__Exercise details__:
All lines from the one with "Extract the structured" onward, through the last line of the records below, are to be retyped word for word.

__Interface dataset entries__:
=== Begin Enclosure ===

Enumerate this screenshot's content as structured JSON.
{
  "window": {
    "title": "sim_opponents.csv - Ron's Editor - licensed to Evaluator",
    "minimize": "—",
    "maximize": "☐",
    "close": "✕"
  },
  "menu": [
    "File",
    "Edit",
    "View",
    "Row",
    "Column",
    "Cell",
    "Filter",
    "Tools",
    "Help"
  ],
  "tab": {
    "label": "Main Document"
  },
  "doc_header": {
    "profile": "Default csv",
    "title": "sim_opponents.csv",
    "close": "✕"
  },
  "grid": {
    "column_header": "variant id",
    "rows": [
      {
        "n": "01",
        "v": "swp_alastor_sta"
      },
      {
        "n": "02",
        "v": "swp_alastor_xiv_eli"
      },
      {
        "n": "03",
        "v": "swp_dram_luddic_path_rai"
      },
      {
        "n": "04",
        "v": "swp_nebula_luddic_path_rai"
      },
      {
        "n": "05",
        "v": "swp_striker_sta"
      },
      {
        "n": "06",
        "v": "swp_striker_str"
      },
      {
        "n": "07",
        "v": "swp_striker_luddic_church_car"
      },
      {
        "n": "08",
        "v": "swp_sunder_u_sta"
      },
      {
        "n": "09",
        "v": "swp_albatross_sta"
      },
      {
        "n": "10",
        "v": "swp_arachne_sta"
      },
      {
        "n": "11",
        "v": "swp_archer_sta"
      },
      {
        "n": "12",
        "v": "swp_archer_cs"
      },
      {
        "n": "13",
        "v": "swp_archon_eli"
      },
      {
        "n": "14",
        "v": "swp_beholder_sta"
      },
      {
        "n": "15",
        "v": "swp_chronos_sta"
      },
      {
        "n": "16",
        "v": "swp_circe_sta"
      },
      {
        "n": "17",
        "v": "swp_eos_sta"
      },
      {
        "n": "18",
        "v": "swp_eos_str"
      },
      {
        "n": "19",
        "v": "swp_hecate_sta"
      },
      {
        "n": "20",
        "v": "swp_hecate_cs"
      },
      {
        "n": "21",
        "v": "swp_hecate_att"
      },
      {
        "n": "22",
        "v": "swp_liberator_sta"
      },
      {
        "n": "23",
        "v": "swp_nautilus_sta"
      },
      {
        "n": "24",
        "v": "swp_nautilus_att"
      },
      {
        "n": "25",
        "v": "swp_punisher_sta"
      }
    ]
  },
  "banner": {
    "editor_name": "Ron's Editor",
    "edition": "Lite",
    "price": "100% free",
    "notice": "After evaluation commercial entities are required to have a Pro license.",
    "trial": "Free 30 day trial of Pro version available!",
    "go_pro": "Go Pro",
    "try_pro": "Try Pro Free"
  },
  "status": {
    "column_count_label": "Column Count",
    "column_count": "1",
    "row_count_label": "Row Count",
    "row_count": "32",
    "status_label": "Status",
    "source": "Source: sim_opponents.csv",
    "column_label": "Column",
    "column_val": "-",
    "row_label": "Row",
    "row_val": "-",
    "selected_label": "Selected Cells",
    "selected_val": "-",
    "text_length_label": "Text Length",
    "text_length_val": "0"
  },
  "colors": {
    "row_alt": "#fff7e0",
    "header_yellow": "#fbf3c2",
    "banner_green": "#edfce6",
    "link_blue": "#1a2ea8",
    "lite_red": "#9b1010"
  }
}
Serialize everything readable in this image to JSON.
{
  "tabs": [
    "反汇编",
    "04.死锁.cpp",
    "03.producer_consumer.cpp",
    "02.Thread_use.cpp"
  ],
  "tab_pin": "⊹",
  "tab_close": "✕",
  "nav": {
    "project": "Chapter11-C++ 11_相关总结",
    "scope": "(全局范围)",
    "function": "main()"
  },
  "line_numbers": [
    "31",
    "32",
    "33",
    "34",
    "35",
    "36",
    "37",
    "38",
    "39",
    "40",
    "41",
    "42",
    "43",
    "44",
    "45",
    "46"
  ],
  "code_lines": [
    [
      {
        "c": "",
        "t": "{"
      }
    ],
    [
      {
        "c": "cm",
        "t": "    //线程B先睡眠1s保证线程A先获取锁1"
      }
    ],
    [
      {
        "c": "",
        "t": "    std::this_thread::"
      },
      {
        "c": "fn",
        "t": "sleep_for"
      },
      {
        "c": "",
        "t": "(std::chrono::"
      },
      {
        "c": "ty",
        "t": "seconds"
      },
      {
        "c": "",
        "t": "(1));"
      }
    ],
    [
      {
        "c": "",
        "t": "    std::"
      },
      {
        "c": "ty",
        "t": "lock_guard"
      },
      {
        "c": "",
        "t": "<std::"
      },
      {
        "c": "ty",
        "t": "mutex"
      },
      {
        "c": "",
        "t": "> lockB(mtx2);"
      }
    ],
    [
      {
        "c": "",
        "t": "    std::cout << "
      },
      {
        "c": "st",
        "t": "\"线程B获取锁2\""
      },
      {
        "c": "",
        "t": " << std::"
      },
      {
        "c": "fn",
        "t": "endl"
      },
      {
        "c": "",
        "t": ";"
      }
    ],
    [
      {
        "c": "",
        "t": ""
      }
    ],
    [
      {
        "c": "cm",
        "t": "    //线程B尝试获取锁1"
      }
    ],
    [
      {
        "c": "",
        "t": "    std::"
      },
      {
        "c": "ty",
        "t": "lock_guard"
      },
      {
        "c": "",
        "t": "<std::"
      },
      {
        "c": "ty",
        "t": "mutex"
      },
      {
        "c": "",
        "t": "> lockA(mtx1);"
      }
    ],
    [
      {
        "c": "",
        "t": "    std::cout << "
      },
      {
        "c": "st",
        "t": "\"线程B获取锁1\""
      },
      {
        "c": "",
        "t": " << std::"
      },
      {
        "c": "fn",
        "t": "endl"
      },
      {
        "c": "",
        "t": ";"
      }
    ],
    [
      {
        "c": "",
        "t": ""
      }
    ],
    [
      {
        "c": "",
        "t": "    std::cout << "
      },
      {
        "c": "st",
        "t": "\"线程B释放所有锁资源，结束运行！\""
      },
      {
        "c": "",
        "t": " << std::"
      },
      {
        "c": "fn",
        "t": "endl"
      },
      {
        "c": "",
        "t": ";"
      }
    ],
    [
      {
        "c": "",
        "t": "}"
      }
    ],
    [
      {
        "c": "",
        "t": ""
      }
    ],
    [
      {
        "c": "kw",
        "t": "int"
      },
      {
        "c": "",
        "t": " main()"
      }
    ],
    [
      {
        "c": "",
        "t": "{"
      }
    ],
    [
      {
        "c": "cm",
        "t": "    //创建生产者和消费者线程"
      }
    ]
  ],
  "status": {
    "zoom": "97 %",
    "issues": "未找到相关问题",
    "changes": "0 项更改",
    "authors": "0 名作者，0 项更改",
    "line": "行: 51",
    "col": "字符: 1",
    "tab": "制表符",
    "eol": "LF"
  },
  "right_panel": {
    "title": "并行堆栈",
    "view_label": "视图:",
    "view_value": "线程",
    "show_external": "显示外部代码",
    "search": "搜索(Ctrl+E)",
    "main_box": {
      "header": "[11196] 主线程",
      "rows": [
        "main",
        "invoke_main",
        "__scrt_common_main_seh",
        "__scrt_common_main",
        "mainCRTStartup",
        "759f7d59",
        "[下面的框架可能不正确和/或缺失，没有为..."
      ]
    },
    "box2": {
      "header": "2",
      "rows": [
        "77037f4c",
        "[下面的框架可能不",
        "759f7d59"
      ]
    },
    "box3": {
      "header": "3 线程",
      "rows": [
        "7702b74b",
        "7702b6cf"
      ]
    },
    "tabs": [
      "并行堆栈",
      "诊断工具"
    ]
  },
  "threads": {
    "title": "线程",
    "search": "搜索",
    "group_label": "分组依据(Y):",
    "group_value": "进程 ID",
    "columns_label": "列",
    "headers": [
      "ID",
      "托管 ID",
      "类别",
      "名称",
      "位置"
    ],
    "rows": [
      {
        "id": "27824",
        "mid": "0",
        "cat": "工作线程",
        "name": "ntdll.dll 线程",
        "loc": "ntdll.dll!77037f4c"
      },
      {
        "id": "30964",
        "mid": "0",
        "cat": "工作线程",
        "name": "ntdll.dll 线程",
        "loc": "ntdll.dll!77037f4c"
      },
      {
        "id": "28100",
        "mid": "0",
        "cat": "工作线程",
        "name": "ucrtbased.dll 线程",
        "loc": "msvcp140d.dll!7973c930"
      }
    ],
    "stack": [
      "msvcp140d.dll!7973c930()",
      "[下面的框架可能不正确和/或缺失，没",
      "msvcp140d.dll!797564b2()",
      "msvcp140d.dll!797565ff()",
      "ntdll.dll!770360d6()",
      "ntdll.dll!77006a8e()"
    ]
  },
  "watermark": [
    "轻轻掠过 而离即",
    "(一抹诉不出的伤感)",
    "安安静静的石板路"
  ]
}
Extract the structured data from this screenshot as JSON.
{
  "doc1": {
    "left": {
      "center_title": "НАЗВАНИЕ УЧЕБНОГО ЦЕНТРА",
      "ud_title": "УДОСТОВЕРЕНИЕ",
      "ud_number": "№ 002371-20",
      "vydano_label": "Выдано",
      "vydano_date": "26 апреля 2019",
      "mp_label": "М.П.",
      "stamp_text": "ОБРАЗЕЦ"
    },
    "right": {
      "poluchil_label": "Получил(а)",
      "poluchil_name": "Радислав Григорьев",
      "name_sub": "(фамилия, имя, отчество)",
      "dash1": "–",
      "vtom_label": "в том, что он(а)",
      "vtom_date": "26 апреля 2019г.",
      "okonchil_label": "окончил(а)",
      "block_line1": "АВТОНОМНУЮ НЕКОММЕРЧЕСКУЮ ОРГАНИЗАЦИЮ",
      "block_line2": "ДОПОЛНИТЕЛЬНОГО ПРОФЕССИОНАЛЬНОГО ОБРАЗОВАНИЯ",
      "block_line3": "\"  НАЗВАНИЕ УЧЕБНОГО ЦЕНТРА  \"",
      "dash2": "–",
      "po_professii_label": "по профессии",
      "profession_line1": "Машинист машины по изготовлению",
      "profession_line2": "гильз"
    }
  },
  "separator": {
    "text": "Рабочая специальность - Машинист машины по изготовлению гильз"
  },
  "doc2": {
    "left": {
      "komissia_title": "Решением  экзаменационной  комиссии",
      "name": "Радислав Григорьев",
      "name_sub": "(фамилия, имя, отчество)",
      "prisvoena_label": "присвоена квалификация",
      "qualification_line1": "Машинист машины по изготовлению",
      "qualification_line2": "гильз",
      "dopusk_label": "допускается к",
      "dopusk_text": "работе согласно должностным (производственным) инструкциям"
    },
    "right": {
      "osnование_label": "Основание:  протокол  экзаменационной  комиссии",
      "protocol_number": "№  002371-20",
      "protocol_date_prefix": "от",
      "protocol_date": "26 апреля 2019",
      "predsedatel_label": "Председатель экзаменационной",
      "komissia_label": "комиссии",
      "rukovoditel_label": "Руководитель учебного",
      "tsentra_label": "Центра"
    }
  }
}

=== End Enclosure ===

__Task answer__:
Extract the structured data from this screenshot as JSON.
{
  "doc1": {
    "left": {
      "center_title": "НАЗВАНИЕ УЧЕБНОГО ЦЕНТРА",
      "ud_title": "УДОСТОВЕРЕНИЕ",
      "ud_number": "№ 002371-20",
      "vydano_label": "Выдано",
      "vydano_date": "26 апреля 2019",
      "mp_label": "М.П.",
      "stamp_text": "ОБРАЗЕЦ"
    },
    "right": {
      "poluchil_label": "Получил(а)",
      "poluchil_name": "Радислав Григорьев",
      "name_sub": "(фамилия, имя, отчество)",
      "dash1": "–",
      "vtom_label": "в том, что он(а)",
      "vtom_date": "26 апреля 2019г.",
      "okonchil_label": "окончил(а)",
      "block_line1": "АВТОНОМНУЮ НЕКОММЕРЧЕСКУЮ ОРГАНИЗАЦИЮ",
      "block_line2": "ДОПОЛНИТЕЛЬНОГО ПРОФЕССИОНАЛЬНОГО ОБРАЗОВАНИЯ",
      "block_line3": "\"  НАЗВАНИЕ УЧЕБНОГО ЦЕНТРА  \"",
      "dash2": "–",
      "po_professii_label": "по профессии",
      "profession_line1": "Машинист машины по изготовлению",
      "profession_line2": "гильз"
    }
  },
  "separator": {
    "text": "Рабочая специальность - Машинист машины по изготовлению гильз"
  },
  "doc2": {
    "left": {
      "komissia_title": "Решением  экзаменационной  комиссии",
      "name": "Радислав Григорьев",
      "name_sub": "(фамилия, имя, отчество)",
      "prisvoena_label": "присвоена квалификация",
      "qualification_line1": "Машинист машины по изготовлению",
      "qualification_line2": "гильз",
      "dopusk_label": "допускается к",
      "dopusk_text": "работе согласно должностным (производственным) инструкциям"
    },
    "right": {
      "osnование_label": "Основание:  протокол  экзаменационной  комиссии",
      "protocol_number": "№  002371-20",
      "protocol_date_prefix": "от",
      "protocol_date": "26 апреля 2019",
      "predsedatel_label": "Председатель экзаменационной",
      "komissia_label": "комиссии",
      "rukovoditel_label": "Руководитель учебного",
      "tsentra_label": "Центра"
    }
  }
}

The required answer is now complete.